_Assignment_
Print all of the data exactly, but drop the pictures.

Extracted records:
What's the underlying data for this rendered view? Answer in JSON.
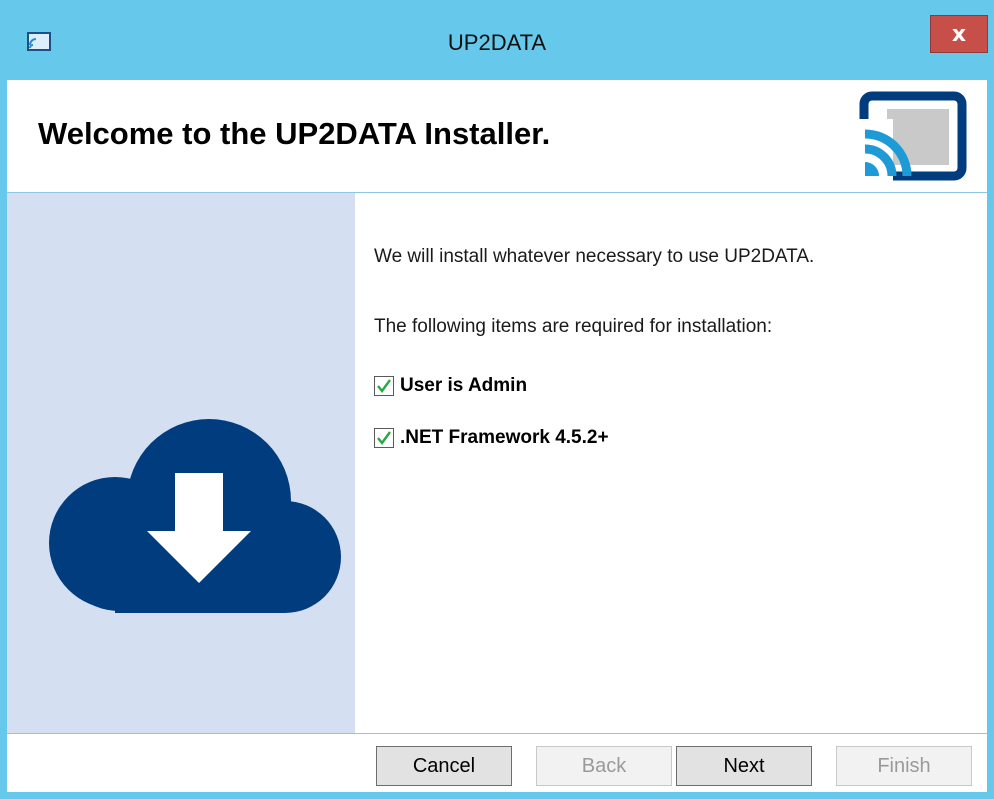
{
  "window": {
    "title": "UP2DATA",
    "close_label": "x",
    "accent_color": "#66c8ea"
  },
  "header": {
    "title": "Welcome to the UP2DATA Installer.",
    "logo_icon": "cast-screen-icon"
  },
  "side_panel": {
    "illustration_icon": "cloud-download-icon",
    "background_color": "#d4e0f1",
    "icon_color": "#013c7e"
  },
  "content": {
    "intro": "We will install whatever necessary to use UP2DATA.",
    "requirements_heading": "The following items are required for installation:",
    "requirements": [
      {
        "label": "User is Admin",
        "checked": true
      },
      {
        "label": ".NET Framework 4.5.2+",
        "checked": true
      }
    ]
  },
  "footer": {
    "buttons": [
      {
        "label": "Cancel",
        "enabled": true
      },
      {
        "label": "Back",
        "enabled": false
      },
      {
        "label": "Next",
        "enabled": true
      },
      {
        "label": "Finish",
        "enabled": false
      }
    ]
  }
}
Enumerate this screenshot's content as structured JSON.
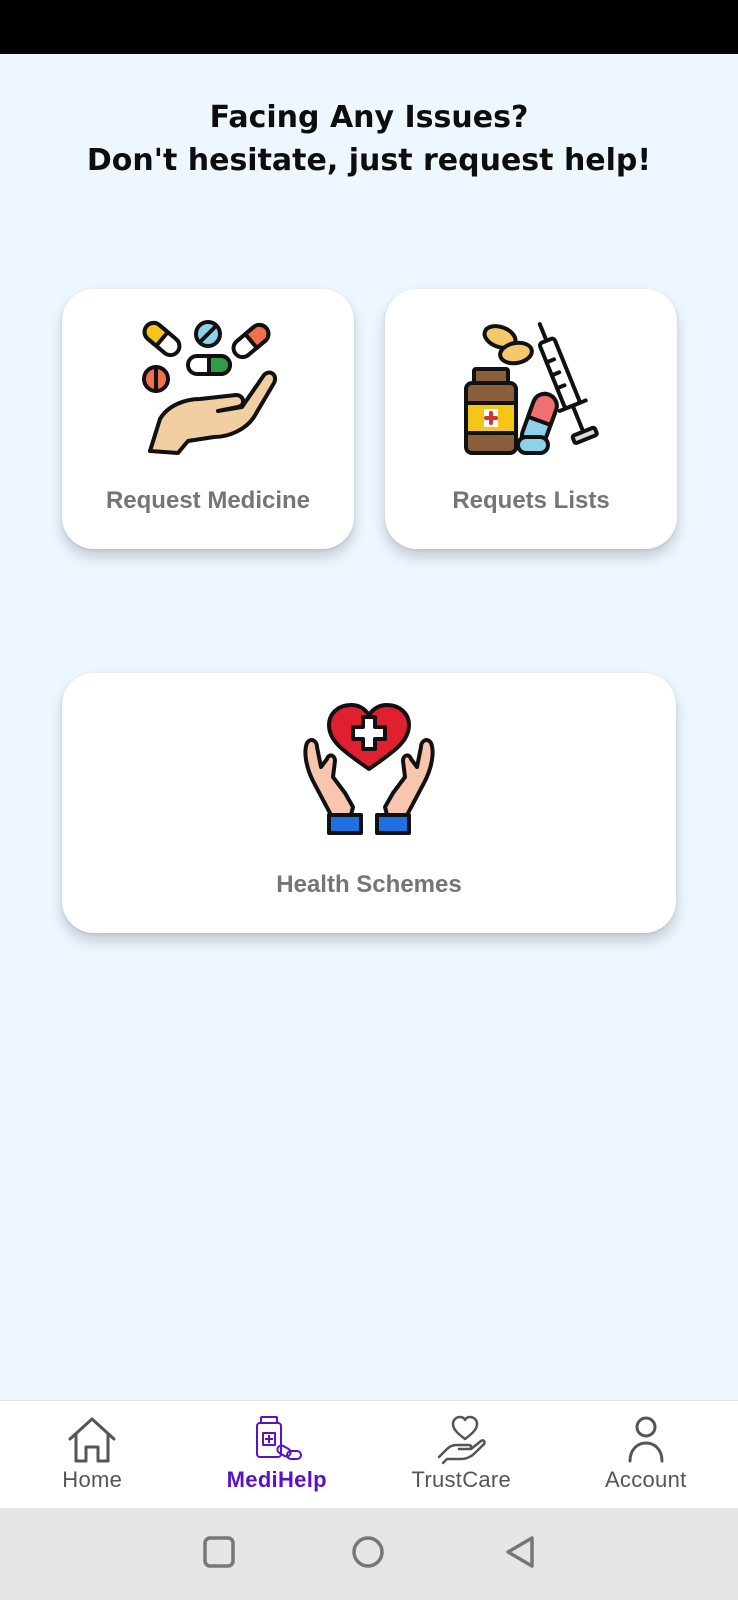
{
  "header": {
    "line1": "Facing Any Issues?",
    "line2": "Don't hesitate, just request help!"
  },
  "cards": {
    "request_medicine": {
      "label": "Request Medicine",
      "icon": "hand-with-pills-icon"
    },
    "request_lists": {
      "label": "Requets Lists",
      "icon": "medicine-bottle-syringe-icon"
    },
    "health_schemes": {
      "label": "Health Schemes",
      "icon": "hands-holding-heart-icon"
    }
  },
  "bottom_nav": {
    "items": [
      {
        "label": "Home",
        "icon": "home-icon",
        "active": false
      },
      {
        "label": "MediHelp",
        "icon": "medicine-icon",
        "active": true
      },
      {
        "label": "TrustCare",
        "icon": "hand-heart-icon",
        "active": false
      },
      {
        "label": "Account",
        "icon": "person-icon",
        "active": false
      }
    ],
    "active_color": "#5B12C6"
  },
  "system_nav": [
    "square-recents-icon",
    "circle-home-icon",
    "triangle-back-icon"
  ],
  "colors": {
    "background": "#EEF6FF",
    "card": "#FFFFFF",
    "label_gray": "#757575"
  }
}
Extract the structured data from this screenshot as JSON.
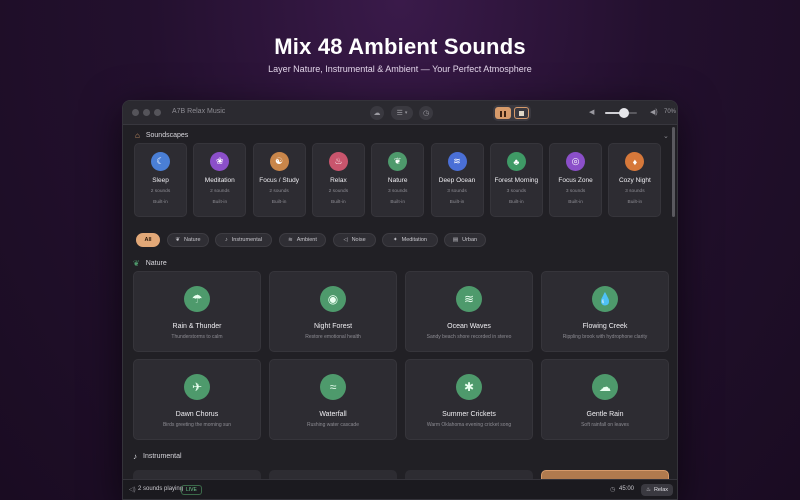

_Exercise output_
What's the underlying data for this rendered view? Answer in JSON.
{
  "window": {
    "title": "UP2DATA",
    "close_label": "x",
    "accent_color": "#66c8ea"
  },
  "header": {
    "title": "Welcome to the UP2DATA Installer.",
    "logo_icon": "cast-screen-icon"
  },
  "side_panel": {
    "illustration_icon": "cloud-download-icon",
    "background_color": "#d4e0f1",
    "icon_color": "#013c7e"
  },
  "content": {
    "intro": "We will install whatever necessary to use UP2DATA.",
    "requirements_heading": "The following items are required for installation:",
    "requirements": [
      {
        "label": "User is Admin",
        "checked": true
      },
      {
        "label": ".NET Framework 4.5.2+",
        "checked": true
      }
    ]
  },
  "footer": {
    "buttons": [
      {
        "label": "Cancel",
        "enabled": true
      },
      {
        "label": "Back",
        "enabled": false
      },
      {
        "label": "Next",
        "enabled": true
      },
      {
        "label": "Finish",
        "enabled": false
      }
    ]
  }
}
Enumerate this screenshot's content as structured JSON.
{
  "header": {
    "line1": "Facing Any Issues?",
    "line2": "Don't hesitate, just request help!"
  },
  "cards": {
    "request_medicine": {
      "label": "Request Medicine",
      "icon": "hand-with-pills-icon"
    },
    "request_lists": {
      "label": "Requets Lists",
      "icon": "medicine-bottle-syringe-icon"
    },
    "health_schemes": {
      "label": "Health Schemes",
      "icon": "hands-holding-heart-icon"
    }
  },
  "bottom_nav": {
    "items": [
      {
        "label": "Home",
        "icon": "home-icon",
        "active": false
      },
      {
        "label": "MediHelp",
        "icon": "medicine-icon",
        "active": true
      },
      {
        "label": "TrustCare",
        "icon": "hand-heart-icon",
        "active": false
      },
      {
        "label": "Account",
        "icon": "person-icon",
        "active": false
      }
    ],
    "active_color": "#5B12C6"
  },
  "system_nav": [
    "square-recents-icon",
    "circle-home-icon",
    "triangle-back-icon"
  ],
  "colors": {
    "background": "#EEF6FF",
    "card": "#FFFFFF",
    "label_gray": "#757575"
  }
}
Extract the structured data from this screenshot as JSON.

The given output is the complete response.